» **What needs to be done**
The records below are to be copied exactly, with every picture left out.

» **Dataset records**
——————
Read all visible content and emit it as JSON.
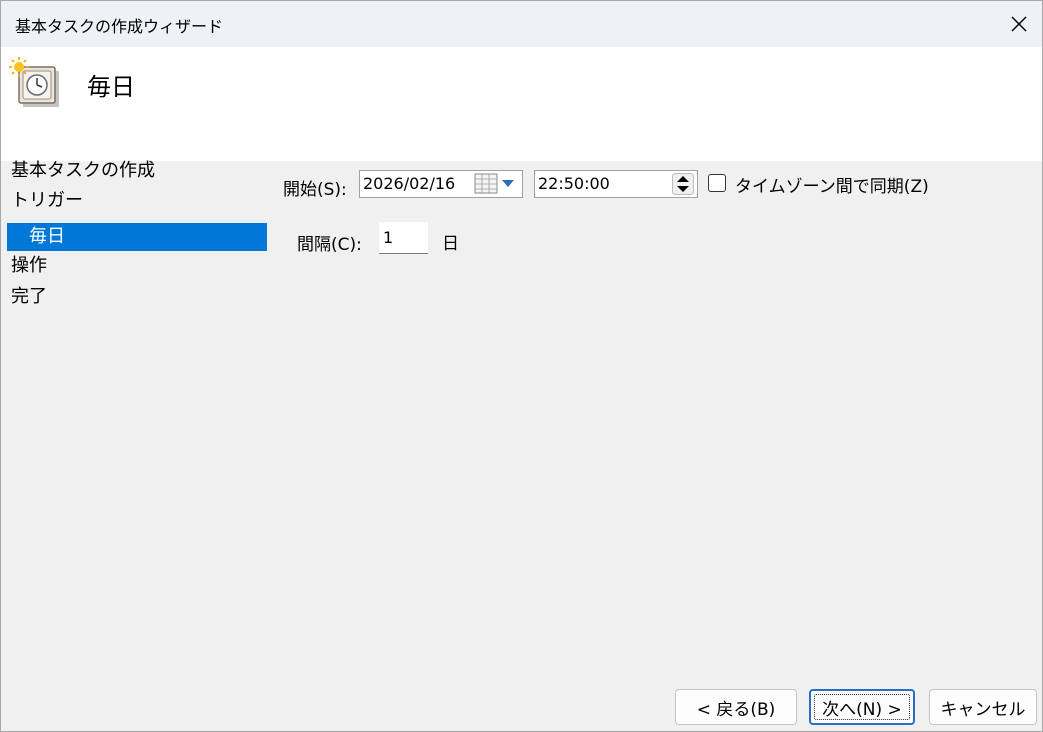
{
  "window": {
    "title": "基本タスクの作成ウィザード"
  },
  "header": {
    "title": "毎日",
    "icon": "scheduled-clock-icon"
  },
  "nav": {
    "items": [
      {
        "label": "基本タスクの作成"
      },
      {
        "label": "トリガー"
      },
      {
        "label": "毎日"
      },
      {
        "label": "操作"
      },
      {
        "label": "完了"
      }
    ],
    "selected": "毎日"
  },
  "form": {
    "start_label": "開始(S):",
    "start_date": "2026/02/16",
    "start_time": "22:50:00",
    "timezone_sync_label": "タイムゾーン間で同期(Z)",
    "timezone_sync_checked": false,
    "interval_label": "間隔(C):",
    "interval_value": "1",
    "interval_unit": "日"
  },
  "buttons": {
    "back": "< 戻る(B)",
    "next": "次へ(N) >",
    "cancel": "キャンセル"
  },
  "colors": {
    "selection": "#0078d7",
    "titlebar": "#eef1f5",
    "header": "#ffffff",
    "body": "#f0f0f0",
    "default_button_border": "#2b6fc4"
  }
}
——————
» **Solution**
Read all visible content and emit it as JSON.
{
  "window": {
    "title": "基本タスクの作成ウィザード"
  },
  "header": {
    "title": "毎日",
    "icon": "scheduled-clock-icon"
  },
  "nav": {
    "items": [
      {
        "label": "基本タスクの作成"
      },
      {
        "label": "トリガー"
      },
      {
        "label": "毎日"
      },
      {
        "label": "操作"
      },
      {
        "label": "完了"
      }
    ],
    "selected": "毎日"
  },
  "form": {
    "start_label": "開始(S):",
    "start_date": "2026/02/16",
    "start_time": "22:50:00",
    "timezone_sync_label": "タイムゾーン間で同期(Z)",
    "timezone_sync_checked": false,
    "interval_label": "間隔(C):",
    "interval_value": "1",
    "interval_unit": "日"
  },
  "buttons": {
    "back": "< 戻る(B)",
    "next": "次へ(N) >",
    "cancel": "キャンセル"
  },
  "colors": {
    "selection": "#0078d7",
    "titlebar": "#eef1f5",
    "header": "#ffffff",
    "body": "#f0f0f0",
    "default_button_border": "#2b6fc4"
  }
}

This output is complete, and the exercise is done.